Estimation of the epidemic properties of the 2019 novel coronavirus: A mathematical modeling study [article]

Jinghua Li, Yijing Wang, Stuart Gilmour, Mengying Wang, Daisuke Yoneoka, Ying Wang, Xinyi You, Jing Gu, Chun Hao, Liping Peng, Zhicheng Du, Dong Roman Xu (+1 others)
2020 medRxiv   pre-print
The 2019 novel Coronavirus (COVID-19) emerged in Wuhan, China in December 2019 and has been spreading rapidly in China. Decisions about its pandemic threat and the appropriate level of public health response depend heavily on estimates of its basic reproduction number and assessments of interventions conducted in the early stages of the epidemic. Methods We conducted a mathematical modeling study using five independent methods to assess the basic reproduction number (R0) of COVID-19, using data
more » ... OVID-19, using data on confirmed cases obtained from the China National Health Commission for the period 10th January to 8th February. We analyzed the data for the period before the closure of Wuhan city (10th January to 23rd January) and the post-closure period (23rd January to 8th February) and for the whole period, to assess both the epidemic risk of the virus and the effectiveness of the closure of Wuhan city on spread of COVID-19. Findings Before the closure of Wuhan city the basic reproduction number of COVID-19 was 4.38 (95% CI: 3.63-5.13), dropping to 3.41 (95% CI: 3.16-3.65) after the closure of Wuhan city. Over the entire epidemic period COVID-19 had a basic reproduction number of 3.39 (95% CI: 3.09-3.70), indicating it has a very high transmissibility. Interpretation COVID-19 is a highly transmissible virus with a very high risk of epidemic outbreak once it emerges in metropolitan areas. The closure of Wuhan city was effective in reducing the severity of the epidemic, but even after closure of the city and the subsequent expansion of that closure to other parts of Hubei the virus remained extremely infectious. Emergency planners in other cities should consider this high infectiousness when considering responses to this virus.

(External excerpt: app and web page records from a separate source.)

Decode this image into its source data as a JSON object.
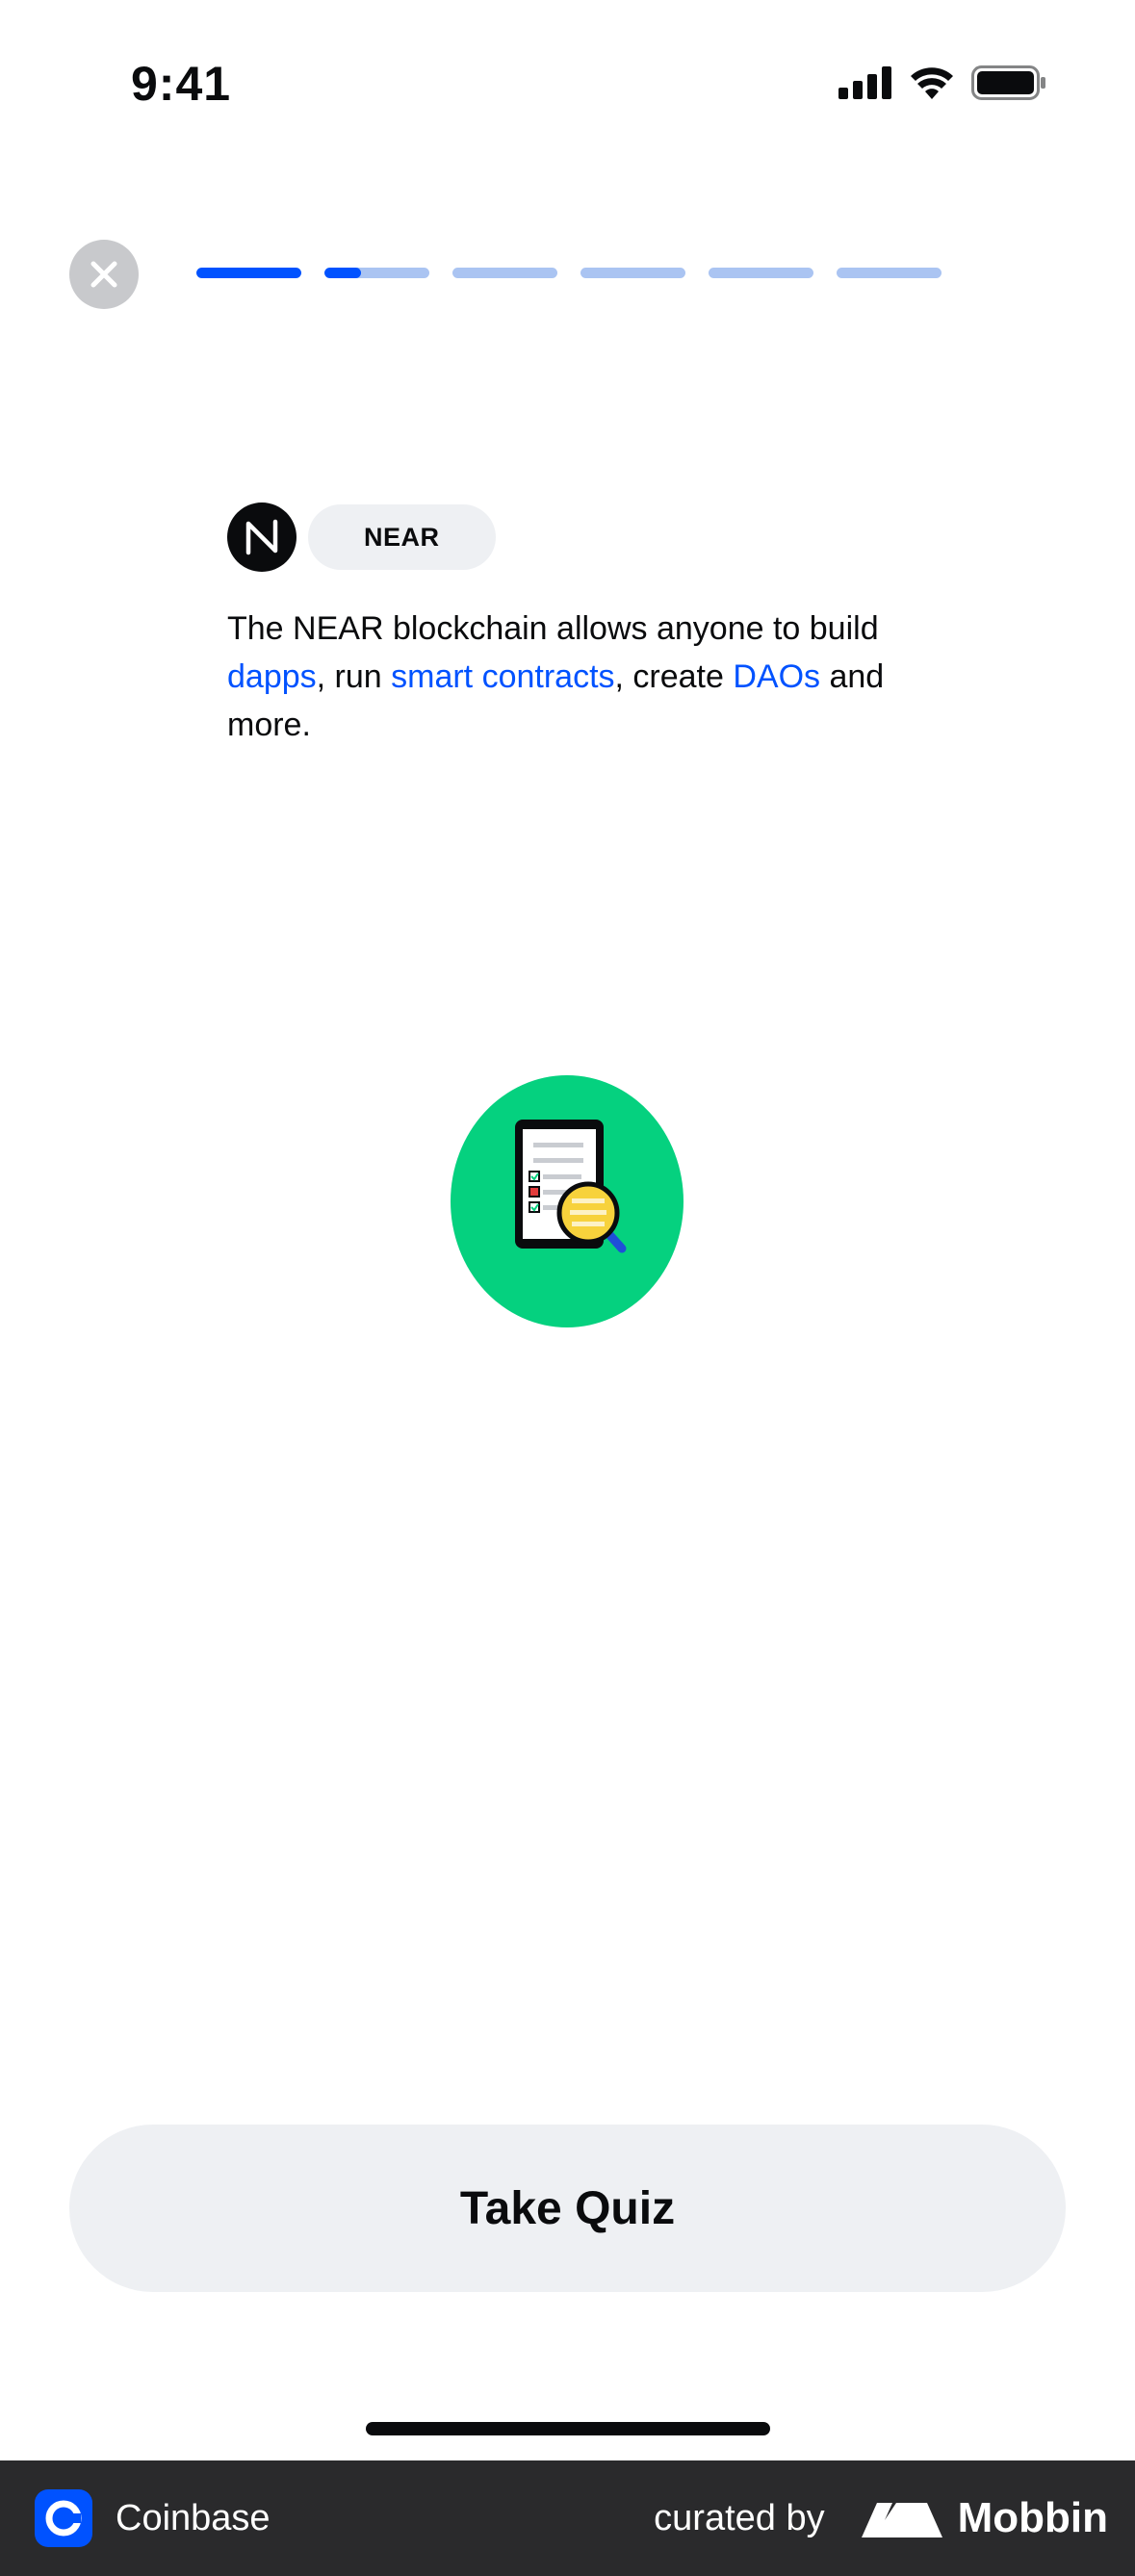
{
  "status_bar": {
    "time": "9:41"
  },
  "progress": {
    "segments": [
      1,
      0.35,
      0,
      0,
      0,
      0
    ]
  },
  "asset": {
    "chip_label": "NEAR",
    "logo_icon": "near-logo-icon"
  },
  "description": {
    "t1": "The NEAR blockchain allows anyone to build ",
    "link1": "dapps",
    "t2": ", run ",
    "link2": "smart contracts",
    "t3": ", create ",
    "link3": "DAOs",
    "t4": " and more."
  },
  "illustration": {
    "icon": "phone-checklist-magnifier-illustration"
  },
  "cta": {
    "label": "Take Quiz"
  },
  "footer": {
    "brand": "Coinbase",
    "curated": "curated by",
    "mobbin": "Mobbin"
  },
  "colors": {
    "accent": "#0052ff",
    "progress_inactive": "#aac4f2",
    "chip_bg": "#eef0f3",
    "illustration_bg": "#05d17f"
  }
}
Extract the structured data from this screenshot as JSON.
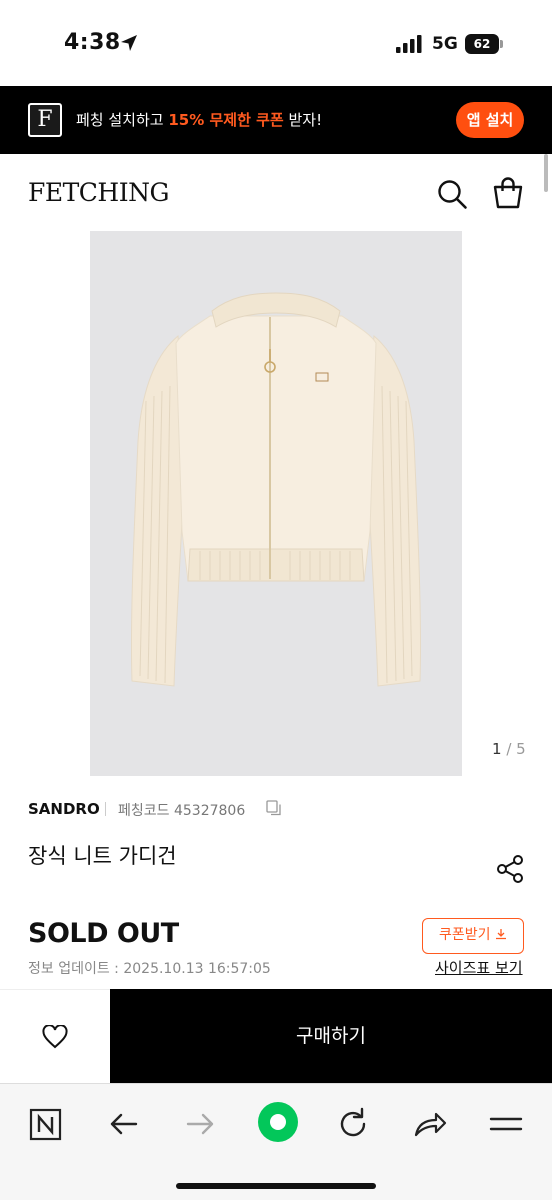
{
  "status_bar": {
    "time": "4:38",
    "network": "5G",
    "battery": "62"
  },
  "app_banner": {
    "logo_letter": "F",
    "text_before": "페칭 설치하고 ",
    "highlight": "15% 무제한 쿠폰",
    "text_after": " 받자!",
    "install_label": "앱 설치",
    "accent_color": "#ff4f0f"
  },
  "header": {
    "logo": "FETCHING",
    "icons": [
      "search-icon",
      "shopping-bag-icon"
    ]
  },
  "gallery": {
    "current": "1",
    "separator": "/",
    "total": "5"
  },
  "product": {
    "brand": "SANDRO",
    "code_label": "페칭코드 45327806",
    "name": "장식 니트 가디건",
    "status": "SOLD OUT",
    "coupon_label": "쿠폰받기",
    "updated_label": "정보 업데이트 : 2025.10.13 16:57:05",
    "size_chart_label": "사이즈표 보기"
  },
  "purchase_bar": {
    "buy_label": "구매하기"
  },
  "browser_toolbar": {
    "icons": [
      "naver-icon",
      "back-arrow-icon",
      "forward-arrow-icon",
      "green-dot-icon",
      "refresh-icon",
      "share-arrow-icon",
      "menu-icon"
    ]
  }
}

doi:10.1101/2020.02.18.20024315 fatcat:qamdovgjcjhdbffeds2if7jhae